To that end, iconic Grixis spells include Lightning Bolt, Fatal Push, Inquisition of Kozilek, Thoughtseize, Counterspell, Spell Pierce, and Stubborn Denial, as well as occasionally some stuff like Drown in the Loch, Expressive Iteration, and Unholy Heat. Their creatures are often cards that can hit hard fast, or come with free value - things like Death's Shadow, Snapcaster Mage, Dragon's Rage Channeler, Ragavan, Nimble Pilferer, Gurmag Angler, Ledger Shredder, and occasionally things like Tasigur, the Golden Fang or Murktide Regent.
So, their gameplan is typically a very straightforward one - every one of their cards provides value on its own, everything is fairly low-mana-curve, and the overall goal is to quickly disrupt your opponents ability to play, and then kill them before they recover.
In terms of the cards you've suggested, I would say they don't really fit into any kind of typical Grixis shell, for the following reasons:
Cormela, Glamour Thief is a very high-costing card with very low relative value for that mana-investment. Same goes for Nicol Bolas, Dragon-God.
Grapeshot is a combo card and something better having a deck dedicated towards making it work. Instead of trying to do value-plays, you try and combo off asap. This archetype already exists in Modern as Storm, so has no real home/reason-to-exist outside of that. Similarly, as Grixis isn't trying to do any flashy combos, Manamorphose & Dramatic Reversal have super-limited/non-existant use.
Lazav, the Multifarious doesn't really do anything or add anything important to be worth building around, imo. Grixis decks especially often have a super-low creature count, which makes its ability pretty niche. Maybe it's a "pet card" that could fit as a 1-of in a death's shadow brew?
Kroxa, Titan of Death's Hunger is a fine card to include in Grixis decks, as many decks already run this (though often as only a 1-of or 2-of at most) - it definately requires some deckbuilding considerations to include it though. I think Ob Nixilis, the Adversary could potentially fit within a Grixis shell, though Grixis decks do often run a very small quantity of creatures, and this may pose a problem.

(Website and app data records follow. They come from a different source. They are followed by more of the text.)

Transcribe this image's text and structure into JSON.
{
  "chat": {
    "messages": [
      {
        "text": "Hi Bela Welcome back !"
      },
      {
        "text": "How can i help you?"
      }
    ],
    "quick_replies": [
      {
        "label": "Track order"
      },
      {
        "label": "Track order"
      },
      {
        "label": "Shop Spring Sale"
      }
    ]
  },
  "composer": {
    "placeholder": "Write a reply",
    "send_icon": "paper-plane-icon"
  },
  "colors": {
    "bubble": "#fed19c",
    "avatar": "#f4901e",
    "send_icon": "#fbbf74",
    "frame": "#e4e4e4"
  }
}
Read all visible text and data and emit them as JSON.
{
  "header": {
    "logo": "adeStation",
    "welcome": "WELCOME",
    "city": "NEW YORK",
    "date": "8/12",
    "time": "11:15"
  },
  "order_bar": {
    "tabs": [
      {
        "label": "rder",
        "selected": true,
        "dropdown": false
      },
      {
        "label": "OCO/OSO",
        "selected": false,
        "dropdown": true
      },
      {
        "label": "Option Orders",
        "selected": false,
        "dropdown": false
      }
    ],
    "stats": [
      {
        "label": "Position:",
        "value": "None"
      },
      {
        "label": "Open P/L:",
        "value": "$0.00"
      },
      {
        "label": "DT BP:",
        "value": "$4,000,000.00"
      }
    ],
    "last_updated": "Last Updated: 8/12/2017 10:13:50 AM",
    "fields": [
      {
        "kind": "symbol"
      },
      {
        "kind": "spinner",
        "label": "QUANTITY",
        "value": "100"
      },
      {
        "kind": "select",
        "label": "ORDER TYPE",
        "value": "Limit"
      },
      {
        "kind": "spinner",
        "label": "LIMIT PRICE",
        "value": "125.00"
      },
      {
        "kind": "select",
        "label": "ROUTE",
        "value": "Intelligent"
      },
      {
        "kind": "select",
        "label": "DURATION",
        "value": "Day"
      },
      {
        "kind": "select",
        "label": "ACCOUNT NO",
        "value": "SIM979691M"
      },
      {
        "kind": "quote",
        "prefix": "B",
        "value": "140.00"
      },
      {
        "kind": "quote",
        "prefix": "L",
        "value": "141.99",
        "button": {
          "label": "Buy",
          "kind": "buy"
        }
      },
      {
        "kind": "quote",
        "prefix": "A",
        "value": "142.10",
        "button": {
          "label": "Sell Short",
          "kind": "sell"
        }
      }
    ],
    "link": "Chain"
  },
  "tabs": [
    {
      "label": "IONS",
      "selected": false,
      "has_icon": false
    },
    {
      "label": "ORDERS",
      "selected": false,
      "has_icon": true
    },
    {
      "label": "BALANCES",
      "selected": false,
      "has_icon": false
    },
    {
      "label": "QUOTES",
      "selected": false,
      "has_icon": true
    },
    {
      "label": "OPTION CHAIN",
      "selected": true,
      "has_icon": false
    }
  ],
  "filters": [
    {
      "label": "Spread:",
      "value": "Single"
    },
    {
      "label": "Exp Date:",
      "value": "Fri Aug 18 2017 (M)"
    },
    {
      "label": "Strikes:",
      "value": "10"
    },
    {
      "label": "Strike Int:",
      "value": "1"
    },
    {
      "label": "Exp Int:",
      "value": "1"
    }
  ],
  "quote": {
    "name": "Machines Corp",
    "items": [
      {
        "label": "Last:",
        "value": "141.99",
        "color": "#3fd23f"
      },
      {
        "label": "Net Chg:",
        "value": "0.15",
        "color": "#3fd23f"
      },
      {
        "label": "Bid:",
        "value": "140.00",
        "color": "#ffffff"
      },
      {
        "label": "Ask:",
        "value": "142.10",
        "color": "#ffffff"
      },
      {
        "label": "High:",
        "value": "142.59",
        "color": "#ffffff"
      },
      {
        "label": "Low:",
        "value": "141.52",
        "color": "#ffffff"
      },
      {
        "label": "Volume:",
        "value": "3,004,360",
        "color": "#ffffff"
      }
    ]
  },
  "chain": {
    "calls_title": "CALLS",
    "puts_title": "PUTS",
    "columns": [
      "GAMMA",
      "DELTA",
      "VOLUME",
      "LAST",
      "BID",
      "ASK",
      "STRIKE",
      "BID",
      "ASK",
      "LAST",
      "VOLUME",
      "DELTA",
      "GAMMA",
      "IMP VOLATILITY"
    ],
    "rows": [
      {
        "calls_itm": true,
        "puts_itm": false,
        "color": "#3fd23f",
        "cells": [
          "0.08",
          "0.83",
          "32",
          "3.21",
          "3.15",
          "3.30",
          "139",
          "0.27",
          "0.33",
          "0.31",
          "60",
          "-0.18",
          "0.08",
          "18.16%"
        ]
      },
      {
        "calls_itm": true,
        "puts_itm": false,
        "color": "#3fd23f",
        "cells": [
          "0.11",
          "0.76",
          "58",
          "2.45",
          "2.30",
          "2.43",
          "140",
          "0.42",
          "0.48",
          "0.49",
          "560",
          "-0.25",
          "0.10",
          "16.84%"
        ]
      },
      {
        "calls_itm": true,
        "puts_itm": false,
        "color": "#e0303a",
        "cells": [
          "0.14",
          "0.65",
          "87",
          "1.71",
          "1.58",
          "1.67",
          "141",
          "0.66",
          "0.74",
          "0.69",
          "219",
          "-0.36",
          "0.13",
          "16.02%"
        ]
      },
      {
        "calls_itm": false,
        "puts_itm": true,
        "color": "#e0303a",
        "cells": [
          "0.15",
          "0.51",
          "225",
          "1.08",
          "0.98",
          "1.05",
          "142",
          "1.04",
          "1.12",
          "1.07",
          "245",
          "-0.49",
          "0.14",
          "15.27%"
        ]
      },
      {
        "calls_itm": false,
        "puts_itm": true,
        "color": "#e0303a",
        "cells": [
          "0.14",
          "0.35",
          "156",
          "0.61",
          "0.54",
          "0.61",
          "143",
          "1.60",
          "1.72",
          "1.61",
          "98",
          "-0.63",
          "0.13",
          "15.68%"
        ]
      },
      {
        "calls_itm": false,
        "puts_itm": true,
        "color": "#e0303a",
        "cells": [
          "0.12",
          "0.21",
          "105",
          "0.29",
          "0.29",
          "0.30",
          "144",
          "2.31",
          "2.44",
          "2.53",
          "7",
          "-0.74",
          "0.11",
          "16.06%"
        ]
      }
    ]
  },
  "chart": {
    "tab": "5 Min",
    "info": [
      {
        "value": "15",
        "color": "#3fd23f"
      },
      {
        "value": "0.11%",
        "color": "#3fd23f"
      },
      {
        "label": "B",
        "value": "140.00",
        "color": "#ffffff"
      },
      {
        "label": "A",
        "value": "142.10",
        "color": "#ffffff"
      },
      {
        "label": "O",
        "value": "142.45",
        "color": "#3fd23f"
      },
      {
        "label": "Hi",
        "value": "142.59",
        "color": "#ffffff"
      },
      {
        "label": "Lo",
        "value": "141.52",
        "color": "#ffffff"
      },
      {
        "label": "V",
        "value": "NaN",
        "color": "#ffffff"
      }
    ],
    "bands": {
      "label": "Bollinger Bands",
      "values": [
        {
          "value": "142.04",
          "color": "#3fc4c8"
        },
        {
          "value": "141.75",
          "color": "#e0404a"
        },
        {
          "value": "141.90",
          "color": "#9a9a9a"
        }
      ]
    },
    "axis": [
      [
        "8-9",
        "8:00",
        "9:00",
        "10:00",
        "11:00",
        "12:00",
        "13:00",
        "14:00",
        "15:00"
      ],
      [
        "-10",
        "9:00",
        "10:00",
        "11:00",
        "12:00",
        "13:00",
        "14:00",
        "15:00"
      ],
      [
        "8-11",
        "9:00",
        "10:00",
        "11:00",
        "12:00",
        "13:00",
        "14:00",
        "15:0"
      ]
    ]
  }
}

Now, most of these cards you can still easily build decks around, though I would say you generally don't want to be trying to fit them into typical "Grixis" builds. Some of these cards fit a lot better in UR combo decks (Grapeshot, Manamorphose) for example. I would say that all the cards you've mentioned will have some home within modern, baring only Cormela, Glamour Thief (the card is trash) and Dramatic Reversal (there's just better ways to achieve anything this card is trying to achieve).
|Have (4)||Azdranax , metalmagic , reikitavi , gildan_bladeborn|
|Want (5)||lewj , AdamChafee , Amaterasu312 , ZAC727 , MetalUpYourA|